The 2nd Circuit Court of Appeals ruled Monday, “We now hold that sexual orientation discrimination constitutes a form of discrimination ‘because of . . . sex,’ in violation of Title VII.” In doing so, the court overruled a lower court — and a precedent from a previous court case — and remanded the case to be litigated in light of their reading of Title VII.
The decision holds national implications due to its high tier in the judicial system, and because it’s seen as a litmus test of the Trump administration’s ability — or inability — to curb LGBT rights through court activism. The Justice Department had injected itself into the case even though it wasn’t a party to the lawsuit and doesn’t normally involve itself in private employment disputes.
The case was heard in New York City by all 13 judges in the 2nd Circuit, known as an en banchearing, which leaves the Supreme Court as the only avenue for a potential appeal.
The pro-gay ruling concurs with another major gay-rights ruling in 2017, thereby giving momentum to the argument that anti-gay discrimination is prohibited even without a federal law that explicitly says so.
BREAKING: Victory in 2nd Circuit! The court holds that Title VII prohibits discrimination on the basis of sexual orientation. This supports what we’ve been saying all along. Everyone deserves the right to be #OutAtWork, and no one should be fired for it. #LGBTQ
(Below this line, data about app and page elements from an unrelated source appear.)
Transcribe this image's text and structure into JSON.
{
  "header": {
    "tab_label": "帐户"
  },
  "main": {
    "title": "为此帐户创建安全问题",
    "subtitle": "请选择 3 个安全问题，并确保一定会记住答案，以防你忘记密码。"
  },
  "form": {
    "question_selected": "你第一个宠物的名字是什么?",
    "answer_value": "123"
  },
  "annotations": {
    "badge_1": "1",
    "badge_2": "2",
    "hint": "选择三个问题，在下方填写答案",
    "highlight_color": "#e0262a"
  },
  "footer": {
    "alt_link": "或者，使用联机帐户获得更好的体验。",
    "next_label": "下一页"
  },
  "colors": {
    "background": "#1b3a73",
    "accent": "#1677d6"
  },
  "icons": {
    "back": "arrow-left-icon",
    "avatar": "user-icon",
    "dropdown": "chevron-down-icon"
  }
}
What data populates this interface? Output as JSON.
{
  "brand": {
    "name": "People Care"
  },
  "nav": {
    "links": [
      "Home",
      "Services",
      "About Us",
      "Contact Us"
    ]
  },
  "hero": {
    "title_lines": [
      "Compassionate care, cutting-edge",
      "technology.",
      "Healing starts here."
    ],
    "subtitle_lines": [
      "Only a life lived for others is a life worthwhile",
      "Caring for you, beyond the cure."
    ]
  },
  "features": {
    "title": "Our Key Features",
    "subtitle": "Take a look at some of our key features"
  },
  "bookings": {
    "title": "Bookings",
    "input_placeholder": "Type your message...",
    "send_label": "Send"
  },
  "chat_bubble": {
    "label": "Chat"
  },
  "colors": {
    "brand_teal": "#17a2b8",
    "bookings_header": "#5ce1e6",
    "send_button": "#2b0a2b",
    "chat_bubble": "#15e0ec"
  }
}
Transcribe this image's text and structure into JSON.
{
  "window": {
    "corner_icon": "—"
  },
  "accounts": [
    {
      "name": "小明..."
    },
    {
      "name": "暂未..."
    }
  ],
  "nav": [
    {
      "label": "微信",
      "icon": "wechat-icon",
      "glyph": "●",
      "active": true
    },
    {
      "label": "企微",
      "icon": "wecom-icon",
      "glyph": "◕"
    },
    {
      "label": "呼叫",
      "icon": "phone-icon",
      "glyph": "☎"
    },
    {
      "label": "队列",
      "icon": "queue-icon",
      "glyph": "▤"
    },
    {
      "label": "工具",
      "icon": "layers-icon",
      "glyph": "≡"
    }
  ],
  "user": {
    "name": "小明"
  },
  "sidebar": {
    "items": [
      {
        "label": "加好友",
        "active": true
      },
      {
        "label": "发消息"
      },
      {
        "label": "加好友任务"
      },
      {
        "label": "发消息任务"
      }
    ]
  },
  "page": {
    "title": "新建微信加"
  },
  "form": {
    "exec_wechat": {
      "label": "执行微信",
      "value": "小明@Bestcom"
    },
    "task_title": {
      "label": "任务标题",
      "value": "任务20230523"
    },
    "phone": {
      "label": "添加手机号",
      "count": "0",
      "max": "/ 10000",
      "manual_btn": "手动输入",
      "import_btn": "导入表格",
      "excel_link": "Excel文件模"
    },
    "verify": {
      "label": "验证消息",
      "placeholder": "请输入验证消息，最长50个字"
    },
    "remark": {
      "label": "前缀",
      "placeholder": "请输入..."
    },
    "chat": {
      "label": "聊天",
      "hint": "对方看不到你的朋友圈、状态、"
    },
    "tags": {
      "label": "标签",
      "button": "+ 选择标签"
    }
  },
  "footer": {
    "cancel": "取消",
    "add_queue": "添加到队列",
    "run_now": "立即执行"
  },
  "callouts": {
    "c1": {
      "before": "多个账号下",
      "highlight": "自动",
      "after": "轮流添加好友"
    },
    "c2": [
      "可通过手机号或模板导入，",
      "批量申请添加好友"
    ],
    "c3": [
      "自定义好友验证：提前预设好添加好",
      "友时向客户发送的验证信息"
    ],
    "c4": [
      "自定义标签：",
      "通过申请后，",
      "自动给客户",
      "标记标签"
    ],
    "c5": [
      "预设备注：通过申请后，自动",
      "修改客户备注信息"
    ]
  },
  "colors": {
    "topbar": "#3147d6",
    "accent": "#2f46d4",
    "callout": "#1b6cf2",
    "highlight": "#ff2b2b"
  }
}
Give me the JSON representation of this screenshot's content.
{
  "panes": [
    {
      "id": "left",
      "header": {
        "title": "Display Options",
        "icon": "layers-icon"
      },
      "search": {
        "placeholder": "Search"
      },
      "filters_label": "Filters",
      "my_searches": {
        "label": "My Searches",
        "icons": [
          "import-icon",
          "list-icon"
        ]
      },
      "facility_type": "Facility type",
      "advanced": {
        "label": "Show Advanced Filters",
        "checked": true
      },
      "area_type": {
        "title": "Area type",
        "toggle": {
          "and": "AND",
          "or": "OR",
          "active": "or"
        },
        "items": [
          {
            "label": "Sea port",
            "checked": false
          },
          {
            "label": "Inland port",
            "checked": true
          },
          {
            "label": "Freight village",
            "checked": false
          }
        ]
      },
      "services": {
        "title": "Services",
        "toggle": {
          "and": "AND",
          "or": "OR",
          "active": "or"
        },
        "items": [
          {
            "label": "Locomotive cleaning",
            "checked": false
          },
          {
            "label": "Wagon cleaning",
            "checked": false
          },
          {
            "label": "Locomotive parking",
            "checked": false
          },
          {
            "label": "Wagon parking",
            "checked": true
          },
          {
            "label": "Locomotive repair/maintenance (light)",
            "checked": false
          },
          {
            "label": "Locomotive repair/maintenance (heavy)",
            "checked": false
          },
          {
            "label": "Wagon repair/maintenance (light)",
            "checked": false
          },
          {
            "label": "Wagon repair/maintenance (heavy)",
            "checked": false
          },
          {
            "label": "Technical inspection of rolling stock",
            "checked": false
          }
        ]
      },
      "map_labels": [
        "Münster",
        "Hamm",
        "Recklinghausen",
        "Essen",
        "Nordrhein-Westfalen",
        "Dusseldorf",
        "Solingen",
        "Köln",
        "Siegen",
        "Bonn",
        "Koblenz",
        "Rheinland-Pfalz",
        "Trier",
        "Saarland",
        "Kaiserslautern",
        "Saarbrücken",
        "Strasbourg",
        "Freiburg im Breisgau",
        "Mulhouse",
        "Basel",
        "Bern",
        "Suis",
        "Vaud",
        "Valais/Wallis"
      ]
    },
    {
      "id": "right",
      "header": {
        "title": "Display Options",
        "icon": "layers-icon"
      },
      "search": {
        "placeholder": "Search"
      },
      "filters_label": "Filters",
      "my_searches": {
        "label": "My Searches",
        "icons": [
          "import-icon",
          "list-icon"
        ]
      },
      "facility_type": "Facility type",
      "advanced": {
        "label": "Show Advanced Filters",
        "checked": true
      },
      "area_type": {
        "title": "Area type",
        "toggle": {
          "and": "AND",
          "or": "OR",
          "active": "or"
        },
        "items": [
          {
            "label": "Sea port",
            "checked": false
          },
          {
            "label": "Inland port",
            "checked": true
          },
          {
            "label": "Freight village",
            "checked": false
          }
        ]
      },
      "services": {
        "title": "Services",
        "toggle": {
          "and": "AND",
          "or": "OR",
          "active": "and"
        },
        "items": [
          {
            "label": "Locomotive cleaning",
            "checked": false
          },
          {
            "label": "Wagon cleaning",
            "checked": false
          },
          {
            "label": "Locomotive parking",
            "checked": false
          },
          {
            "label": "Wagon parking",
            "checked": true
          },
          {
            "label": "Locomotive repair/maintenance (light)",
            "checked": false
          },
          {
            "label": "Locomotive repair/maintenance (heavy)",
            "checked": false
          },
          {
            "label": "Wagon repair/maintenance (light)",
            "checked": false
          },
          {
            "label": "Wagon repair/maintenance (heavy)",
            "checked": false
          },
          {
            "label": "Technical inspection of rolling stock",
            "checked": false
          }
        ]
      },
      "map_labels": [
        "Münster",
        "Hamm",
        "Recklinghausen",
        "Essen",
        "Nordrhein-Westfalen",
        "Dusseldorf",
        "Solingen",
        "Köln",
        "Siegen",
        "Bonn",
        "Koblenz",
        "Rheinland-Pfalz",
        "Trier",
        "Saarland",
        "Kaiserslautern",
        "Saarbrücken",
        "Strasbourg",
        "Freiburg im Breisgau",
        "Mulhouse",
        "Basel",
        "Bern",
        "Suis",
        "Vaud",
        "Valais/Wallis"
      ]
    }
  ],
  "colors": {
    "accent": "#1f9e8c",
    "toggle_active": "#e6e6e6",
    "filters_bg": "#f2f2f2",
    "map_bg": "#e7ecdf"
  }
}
— Lambda Legal (@LambdaLegal) February 26, 2018
Read the ruling HERE.